A Day in my Life, written by Maxx, 17, Bellarmine Preparatory School, USA

Bonjour le Monde!  When I first heard the dreaded, expected news that Bellarmine was closing due to the corona virus I was heartbroken.  My senior year lacrosse season was coming to an end before it even started.  If the virus continued spreading (which it is), then prom will be canceled along with graduation, senior trip, and nerf wars.  Everything that we’ve been waiting for these last 4 years is ending.  And it sucks.

For the first couple weeks out I was lethargic and spent my days barely trudging through my school work and doing nothing of importance. Eventually, however, I realized that this is a perfect opportunity for me to do the things that I was never able to do before because I was “too busy”.

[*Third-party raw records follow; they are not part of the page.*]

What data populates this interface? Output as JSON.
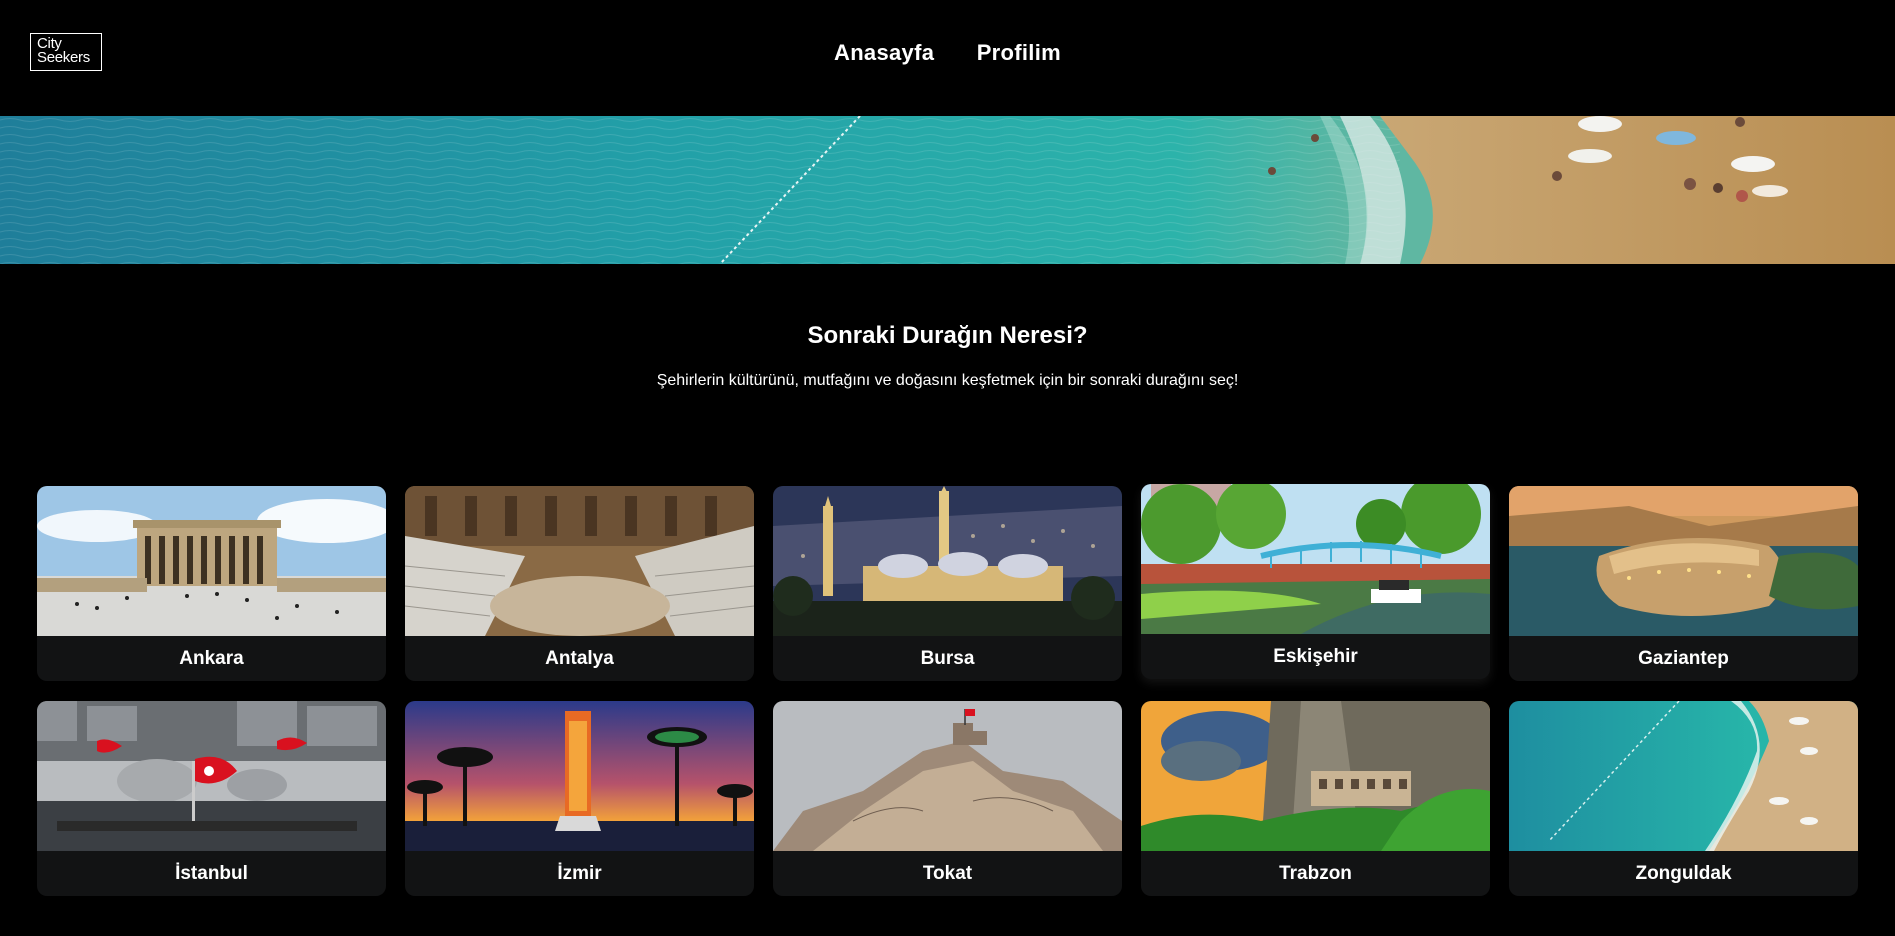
{
  "header": {
    "logo_line1": "City",
    "logo_line2": "Seekers",
    "nav": [
      "Anasayfa",
      "Profilim"
    ]
  },
  "hero": {
    "title": "Sonraki Durağın Neresi?",
    "subtitle": "Şehirlerin kültürünü, mutfağını ve doğasını keşfetmek için bir sonraki durağını seç!"
  },
  "cities": [
    {
      "name": "Ankara"
    },
    {
      "name": "Antalya"
    },
    {
      "name": "Bursa"
    },
    {
      "name": "Eskişehir"
    },
    {
      "name": "Gaziantep"
    },
    {
      "name": "İstanbul"
    },
    {
      "name": "İzmir"
    },
    {
      "name": "Tokat"
    },
    {
      "name": "Trabzon"
    },
    {
      "name": "Zonguldak"
    }
  ],
  "colors": {
    "background": "#000000",
    "card_background": "#121314",
    "text": "#ffffff"
  }
}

Thus, I started learning French.  When you have a passion for something it comes much easier and you have a much stronger motivation to achieve it, and that’s my case. Every day I begin with online learning of common phrases and vocab and am working on expanding my speaking skill set.  The hardest part in doing things is simply getting started so while I have many other things that I also could be working on, I’m really grateful that I was able to take this time in exploring a new language.  I keep picturing myself in the Latin quarter in Paris meeting people and having the time of my life, all while speaking fluent French.  While it is in some ways both a small and a big goal, I can’t wait to see where it takes me.  In terms of school activities, there’s nothing I can do to control the situation besides staying home and making use of what I have.  Profiter du présent!


A Day in my Life, writen by Regan, 16, Bellarmine Preparatory School, USA

Splashed across our television and newspaper happens to be a crippling fear to which I am unable to be granted participation. Despite the warnings and the self-quarantine, I must not let fear rot my mind, for although I cannot leave the house, I am still expected to attend school. Routines of the past three years have been smashed to ruin as I now plant myself at a blue light screen an hour later than usual, to attend video-chat classes with peers whose hair is still crumpled by the pillows they lounge on.

Most days, I follow a simple algorithm: wake up, go to school, lunch, finish school, homework, workout, and then wind down for dinner and sleep. Mirroring the lack of freedom, my days on paper appear to be devoid of excitement. The routine does not appear to include the vast amounts of time spent reading books and trying to beat my record of how fast I can read. This outline does not include the classic Disney puzzle that my family is struggling to finish. In all actuality, this is not any excitement. It pales in comparison to the stage lights that I had experienced days prior to being locked down. I guess this is new excitement for a new routine.

Bleak is the main word I would use to describe the world right now. The prospects of losing friends and loved ones eggs the back of my mind. The unknown and uncertainty pulls my senses into tense ropes. I can only hope that this swirling storm has a rainbow at the end, a Disney ending for a harsh reality check.